About 26kms up we came to a turnoff to the left that wasn’t signed posted. There was a track off to the right as well, we confirmed with the Hema Android map we were on the right track. From here the terrain changed slightly driving past many clay pans, the road became more corrugated and bumpy. Not a terrible exciting track.

19km futher on was some old stock yards, with a large flat clay pan behind it. Many trees lined the dry creek bed behind it. This is where we decided to make camp for the night.

Just as we were setting the tent up a big gust of wind camp up and we had to hold tight onto the tent and peg the awning on the Ute down. Didn’t take us long to be set up, with our bed looking pretty cosy in the tent. There was plenty of small dry wood lying around so we collected some up for a fire.

Cameras and tripods came out for the anticipated sunset. The sunset itself was a bit of a fizzy but the afterglow sometime later nearly caught us off guard as we raced back to our cameras.

It was a pleasant evening around the campfire looking up at the open clear skies and the millions of stars.

We were snug as a bug in the tent and were surprised when we zipped the door down in the morning how much warmer it was in the tent. We were greeted with the sky lit up with red and yellow hues, awesome.

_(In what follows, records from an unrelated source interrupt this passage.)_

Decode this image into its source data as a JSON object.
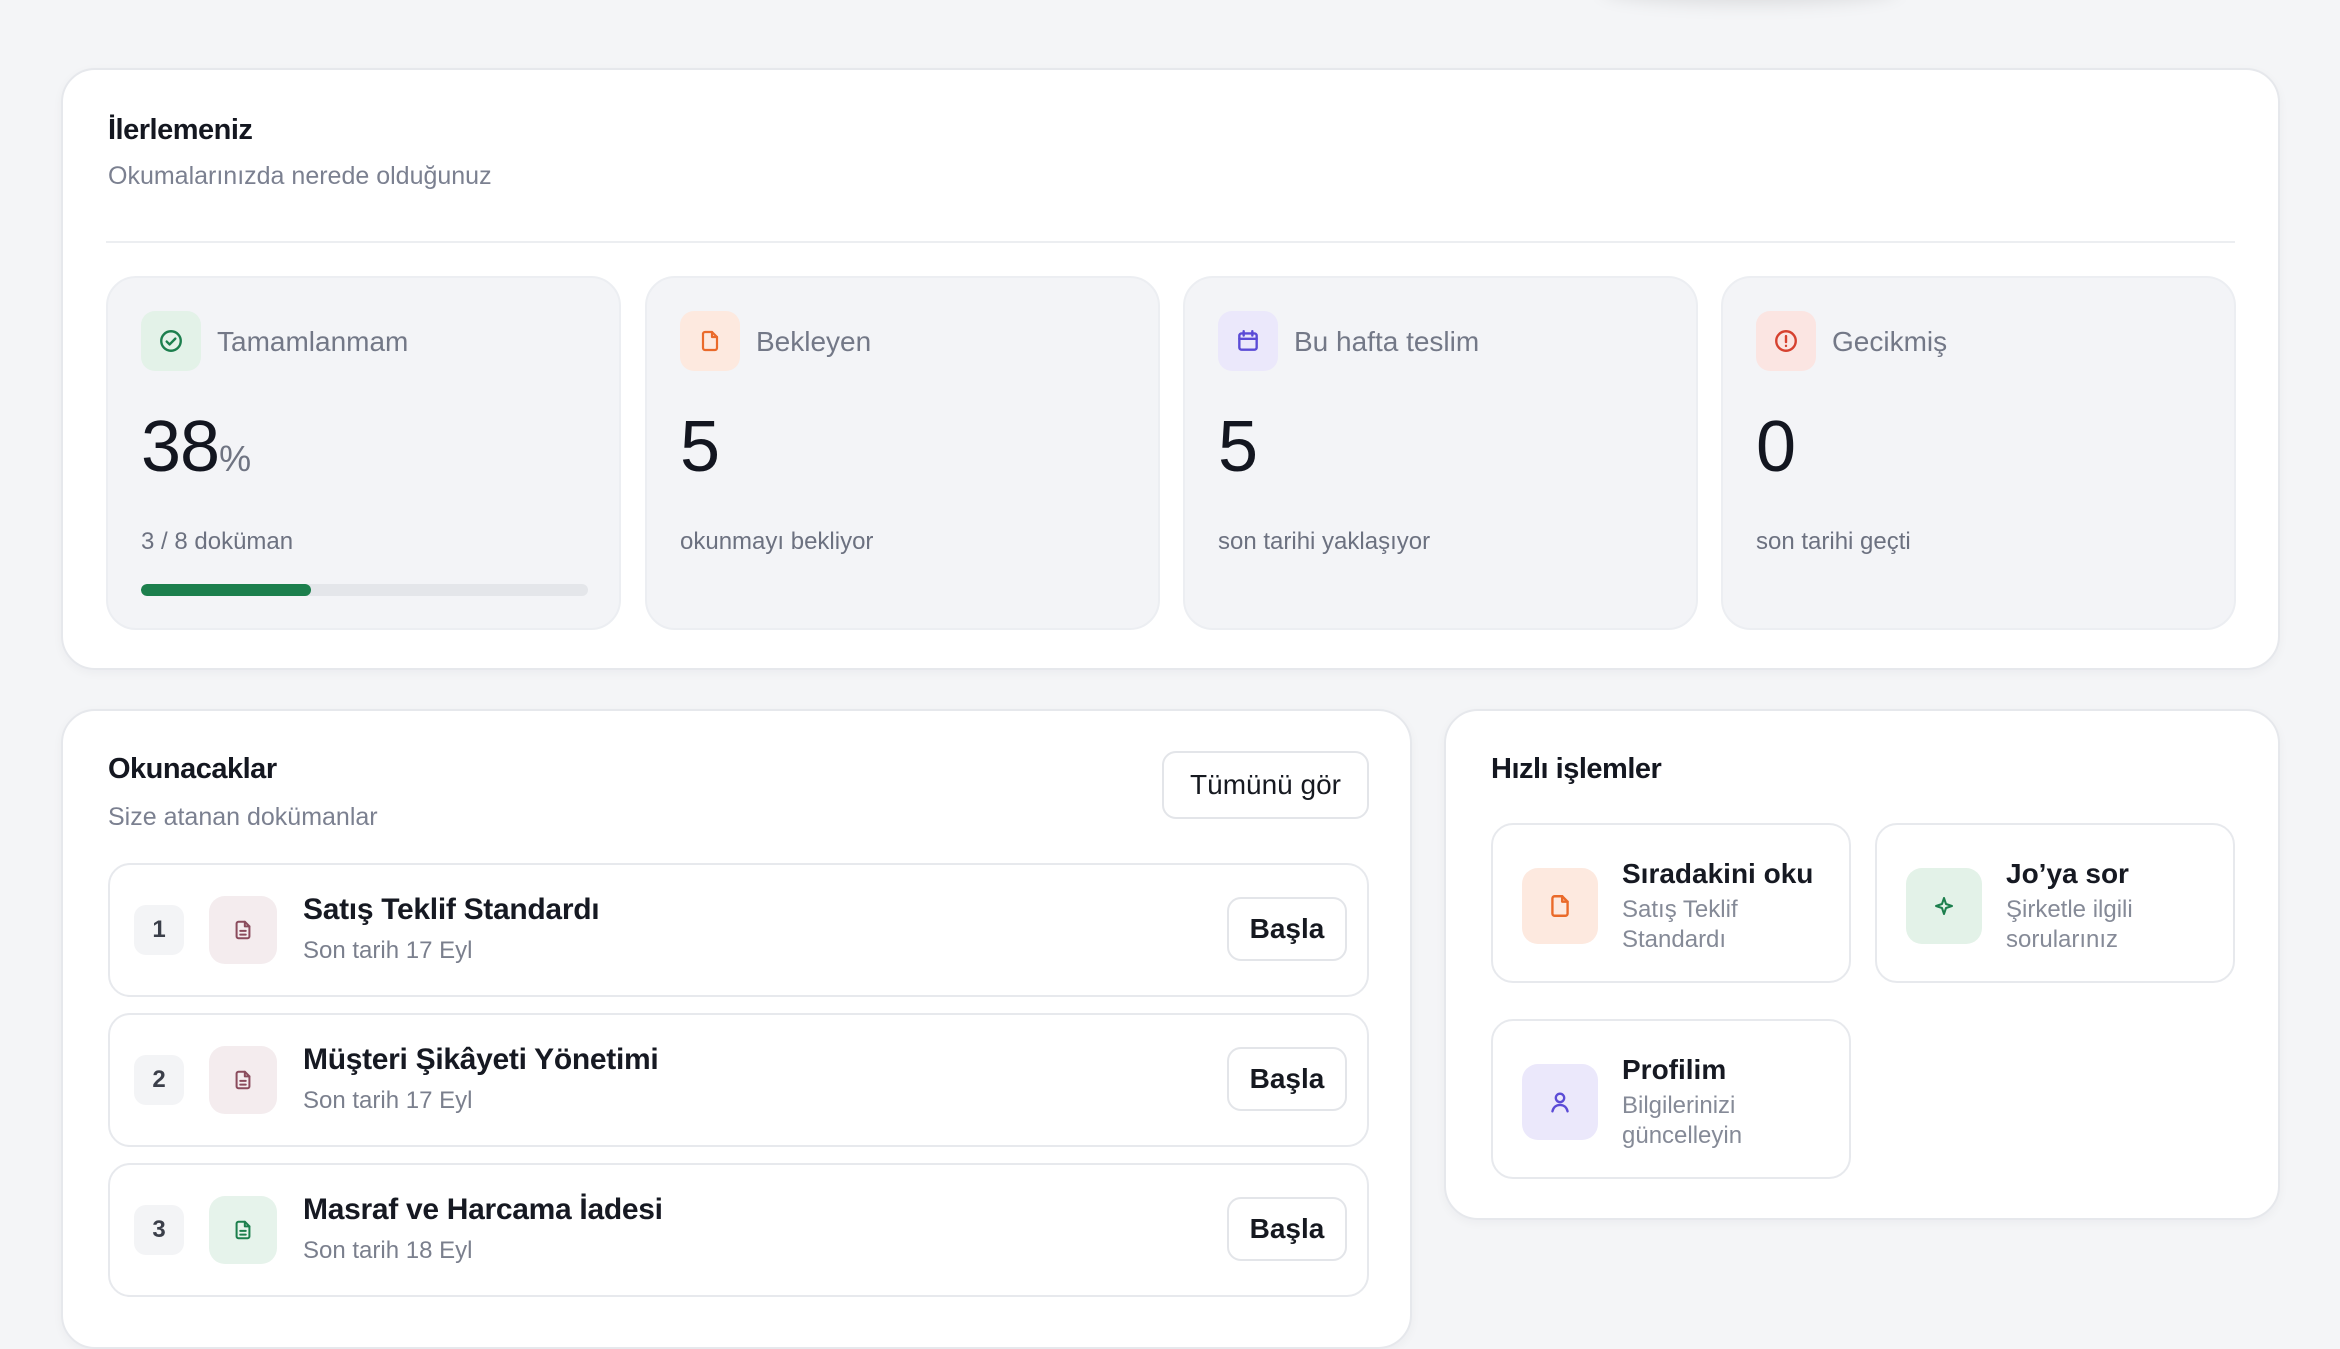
{
  "progress": {
    "title": "İlerlemeniz",
    "subtitle": "Okumalarınızda nerede olduğunuz",
    "stats": [
      {
        "label": "Tamamlanmam",
        "value": "38",
        "unit": "%",
        "note": "3 / 8 doküman",
        "icon": "check-circle-icon",
        "color": "#1c7f4d",
        "progress": 0.38
      },
      {
        "label": "Bekleyen",
        "value": "5",
        "note": "okunmayı bekliyor",
        "icon": "document-icon",
        "color": "#ea6a2a"
      },
      {
        "label": "Bu hafta teslim",
        "value": "5",
        "note": "son tarihi yaklaşıyor",
        "icon": "calendar-icon",
        "color": "#5b4bd6"
      },
      {
        "label": "Gecikmiş",
        "value": "0",
        "note": "son tarihi geçti",
        "icon": "alert-circle-icon",
        "color": "#d6412f"
      }
    ]
  },
  "reading": {
    "title": "Okunacaklar",
    "subtitle": "Size atanan dokümanlar",
    "see_all": "Tümünü gör",
    "items": [
      {
        "num": "1",
        "title": "Satış Teklif Standardı",
        "due": "Son tarih 17 Eyl",
        "action": "Başla",
        "icon": "document-text-icon",
        "color": "#8a4b5c"
      },
      {
        "num": "2",
        "title": "Müşteri Şikâyeti Yönetimi",
        "due": "Son tarih 17 Eyl",
        "action": "Başla",
        "icon": "document-text-icon",
        "color": "#8a4b5c"
      },
      {
        "num": "3",
        "title": "Masraf ve Harcama İadesi",
        "due": "Son tarih 18 Eyl",
        "action": "Başla",
        "icon": "document-text-icon",
        "color": "#1c7f4d"
      }
    ]
  },
  "actions": {
    "title": "Hızlı işlemler",
    "items": [
      {
        "title": "Sıradakini oku",
        "sub": "Satış Teklif Standardı",
        "icon": "document-icon",
        "color": "#ea6a2a"
      },
      {
        "title": "Jo’ya sor",
        "sub": "Şirketle ilgili sorularınız",
        "icon": "sparkle-icon",
        "color": "#1c7f4d"
      },
      {
        "title": "Profilim",
        "sub": "Bilgilerinizi güncelleyin",
        "icon": "user-icon",
        "color": "#5b4bd6"
      }
    ]
  }
}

Chris re started the fire which we sat around eating our breaky. Can you get a more awesome start to the day.

The group of five 4×4’s passed us as we were packing up, we weren’t in a hurry and had morning tea by the remains of the fire before heading off.

Starting to get into sandhill country now, the vegetation is sparser. Approx 16km from the yards we crossed into the National Park. The terrain changed again with lots of dead trees and flat clay pans in the swales of the Sandhills. The road changes many times, with corrugations, sand and ruts.

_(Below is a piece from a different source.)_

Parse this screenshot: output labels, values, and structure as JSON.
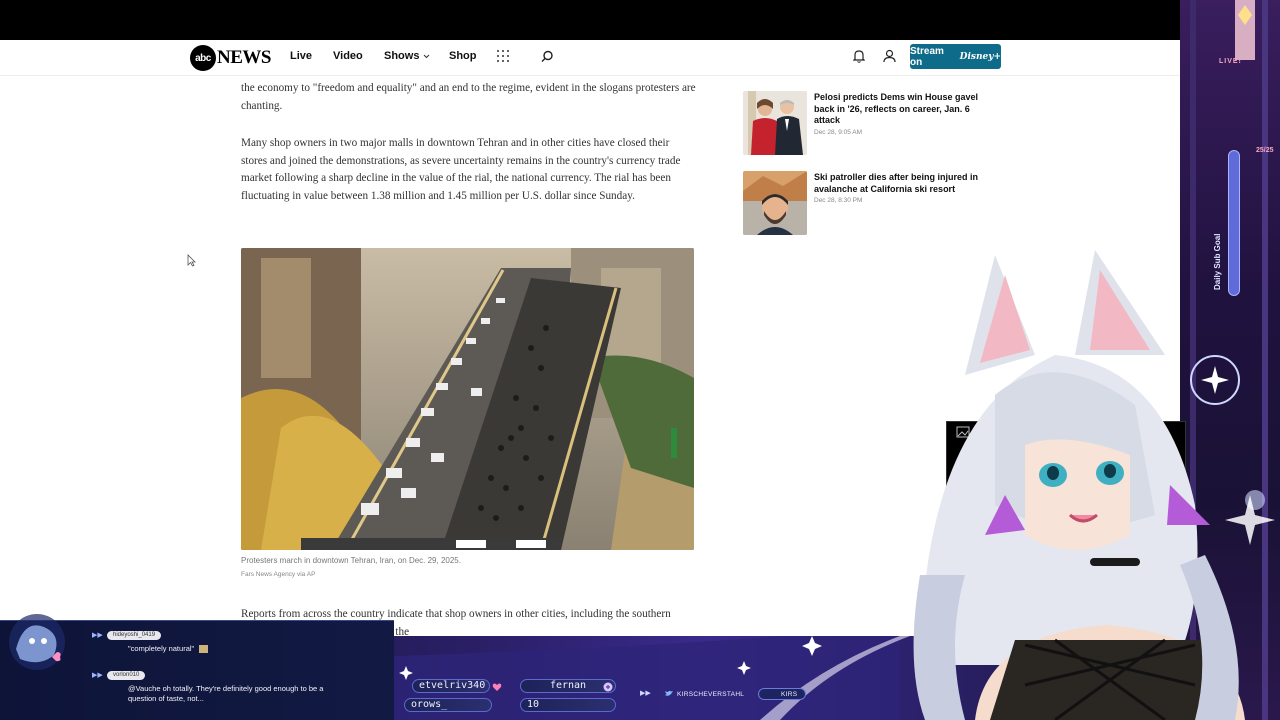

60km from the yards is the old Kuncherinna Oil well, there is an old sign that marks the spot but it is very hard to read. We climbed up and explored one of the sandhills.

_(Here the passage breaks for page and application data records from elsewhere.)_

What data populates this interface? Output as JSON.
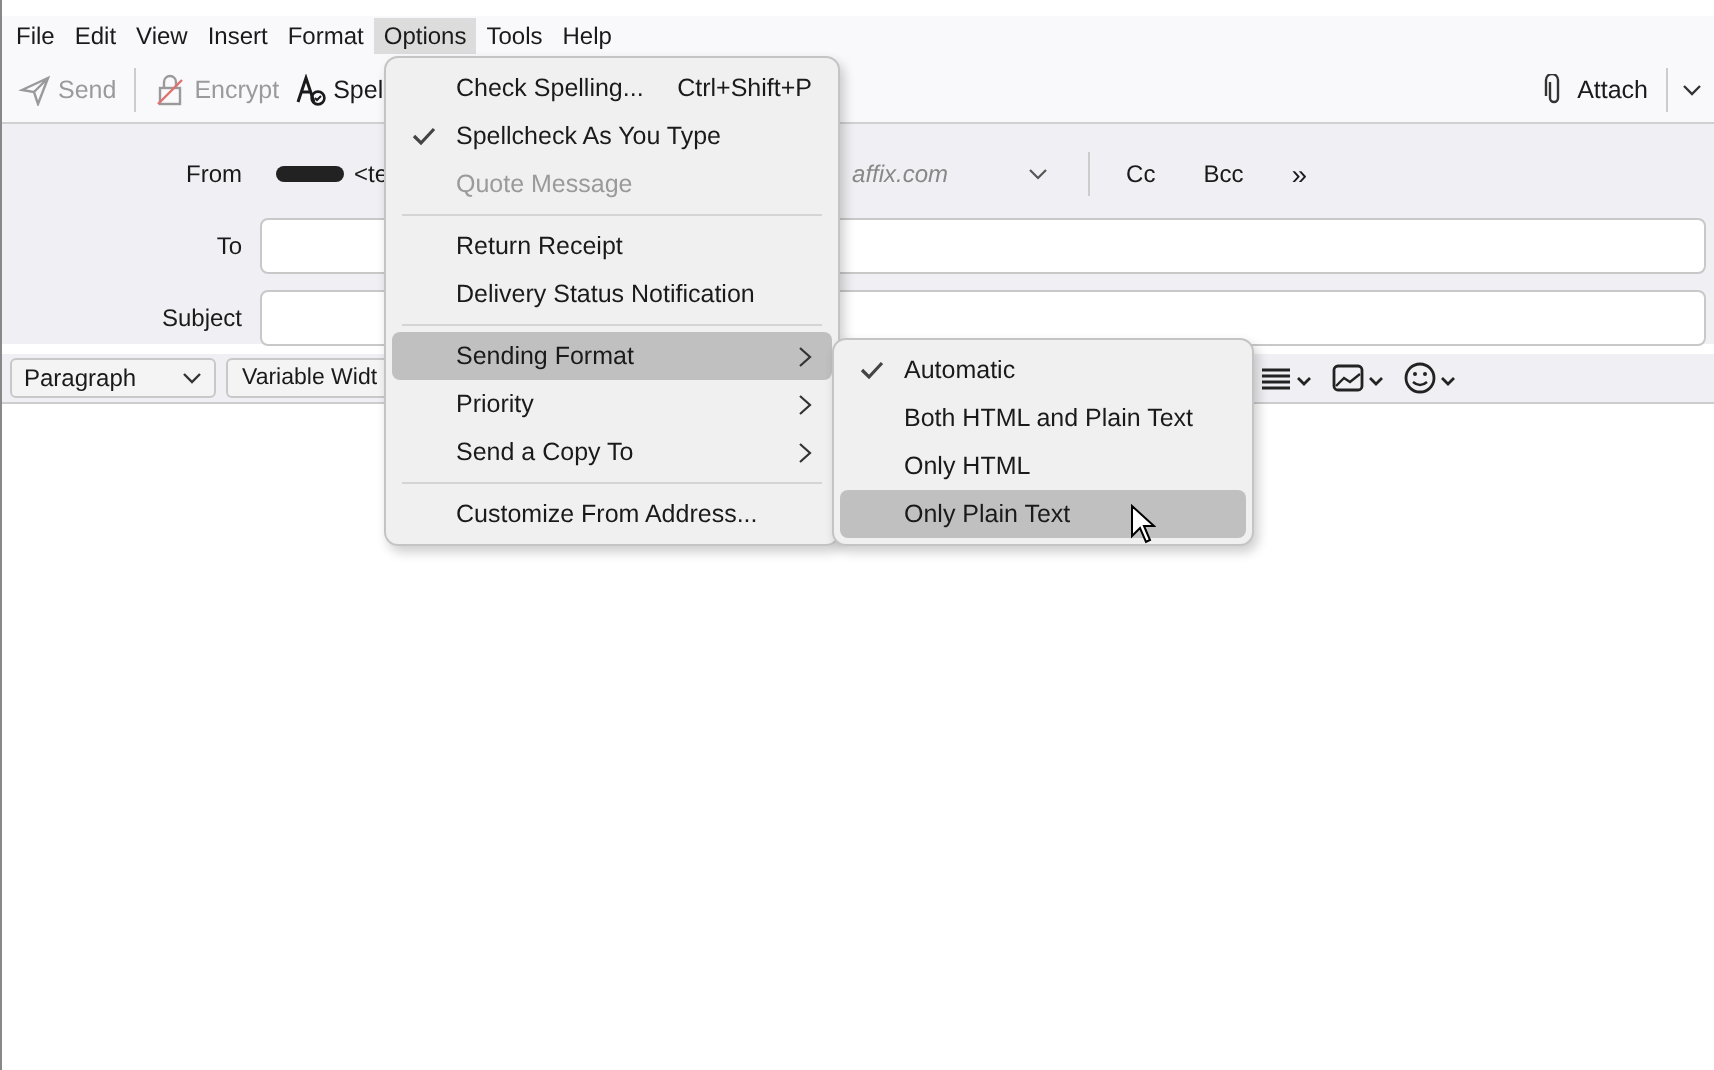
{
  "menubar": [
    {
      "label": "File",
      "selected": false
    },
    {
      "label": "Edit",
      "selected": false
    },
    {
      "label": "View",
      "selected": false
    },
    {
      "label": "Insert",
      "selected": false
    },
    {
      "label": "Format",
      "selected": false
    },
    {
      "label": "Options",
      "selected": true
    },
    {
      "label": "Tools",
      "selected": false
    },
    {
      "label": "Help",
      "selected": false
    }
  ],
  "toolbar": {
    "left": [
      {
        "label": "Send",
        "disabled": true
      },
      {
        "label": "Encrypt",
        "disabled": true
      },
      {
        "label": "Spel",
        "disabled": false
      }
    ],
    "attach": "Attach"
  },
  "header": {
    "from_label": "From",
    "from_visible_start": "<te",
    "from_visible_end": "affix.com",
    "cc": "Cc",
    "bcc": "Bcc",
    "more": "»",
    "to_label": "To",
    "subject_label": "Subject"
  },
  "format_toolbar": {
    "paragraph": "Paragraph",
    "font": "Variable Widt"
  },
  "options_menu": [
    {
      "kind": "item",
      "label": "Check Spelling...",
      "shortcut": "Ctrl+Shift+P",
      "checked": false,
      "disabled": false,
      "selected": false,
      "submenu": false
    },
    {
      "kind": "item",
      "label": "Spellcheck As You Type",
      "checked": true,
      "disabled": false,
      "selected": false,
      "submenu": false
    },
    {
      "kind": "item",
      "label": "Quote Message",
      "checked": false,
      "disabled": true,
      "selected": false,
      "submenu": false
    },
    {
      "kind": "separator"
    },
    {
      "kind": "item",
      "label": "Return Receipt",
      "checked": false,
      "disabled": false,
      "selected": false,
      "submenu": false
    },
    {
      "kind": "item",
      "label": "Delivery Status Notification",
      "checked": false,
      "disabled": false,
      "selected": false,
      "submenu": false
    },
    {
      "kind": "separator"
    },
    {
      "kind": "item",
      "label": "Sending Format",
      "checked": false,
      "disabled": false,
      "selected": true,
      "submenu": true
    },
    {
      "kind": "item",
      "label": "Priority",
      "checked": false,
      "disabled": false,
      "selected": false,
      "submenu": true
    },
    {
      "kind": "item",
      "label": "Send a Copy To",
      "checked": false,
      "disabled": false,
      "selected": false,
      "submenu": true
    },
    {
      "kind": "separator"
    },
    {
      "kind": "item",
      "label": "Customize From Address...",
      "checked": false,
      "disabled": false,
      "selected": false,
      "submenu": false
    }
  ],
  "sending_format_menu": [
    {
      "kind": "item",
      "label": "Automatic",
      "checked": true,
      "disabled": false,
      "selected": false,
      "submenu": false
    },
    {
      "kind": "item",
      "label": "Both HTML and Plain Text",
      "checked": false,
      "disabled": false,
      "selected": false,
      "submenu": false
    },
    {
      "kind": "item",
      "label": "Only HTML",
      "checked": false,
      "disabled": false,
      "selected": false,
      "submenu": false
    },
    {
      "kind": "item",
      "label": "Only Plain Text",
      "checked": false,
      "disabled": false,
      "selected": true,
      "submenu": false
    }
  ]
}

Just a few meters up from that is Kuncherinna Junction, which is the turn off to the Rig Road and K1 Line. GPS 26° 42’ 11”  138° 15’ 58”


An Adventure of a lifetime

It’s “S Day” we woke feeling a little excited but knew we had a few things to do before we could head down the Birdsville Track to start our Simmo adventure.

We spent the morning letting the canvas on the trailer fully dry and moving things between the 2 vehicles that we either didn’t need to take or did need to. We then dropped the trailer at the Birdsville Caravan Park for storage for the next 2 weeks.

Filled up with fuel and the popped into the Birdsville bakery for a couple of pies, bread rolls and a muffin for Chris. He has had the curried camel before and didn’t like it so this time he got a standard chunky beef and something a little more adventurous kangaroo claret. Chris said the kangaroo was very nice.

Now we were really getting excited as we headed out of town, down the track towards the Warburton Track.

A South Australian Desert Park Pass is required to drive and camp in the Simpson. At time of writing it was $160 and is valid for 12 months. The pass includes a guide, permit and some maps. It can be purchased in advance from the SA National Park website, or from places in Birdsville or Mt Dare. We opted to buy ours in Birdsville just in case something came up that changed our plans, like rain or flooding.

Some areas of the Birdsville track were very rutted from where vehicles had driven along the track in recent rains. In many places there was water alongside the road, water on the road in several places and even some grading being done. All in all it’s not a bad road and we saw plenty of people towing caravans up the track.

A sand/safety flag is also required to travel across the Simpson Desert, check the SA National Parks website for up to date requirements.

The turnoff to Warburton Track is 200km from Birdsville, now the adventure really begins.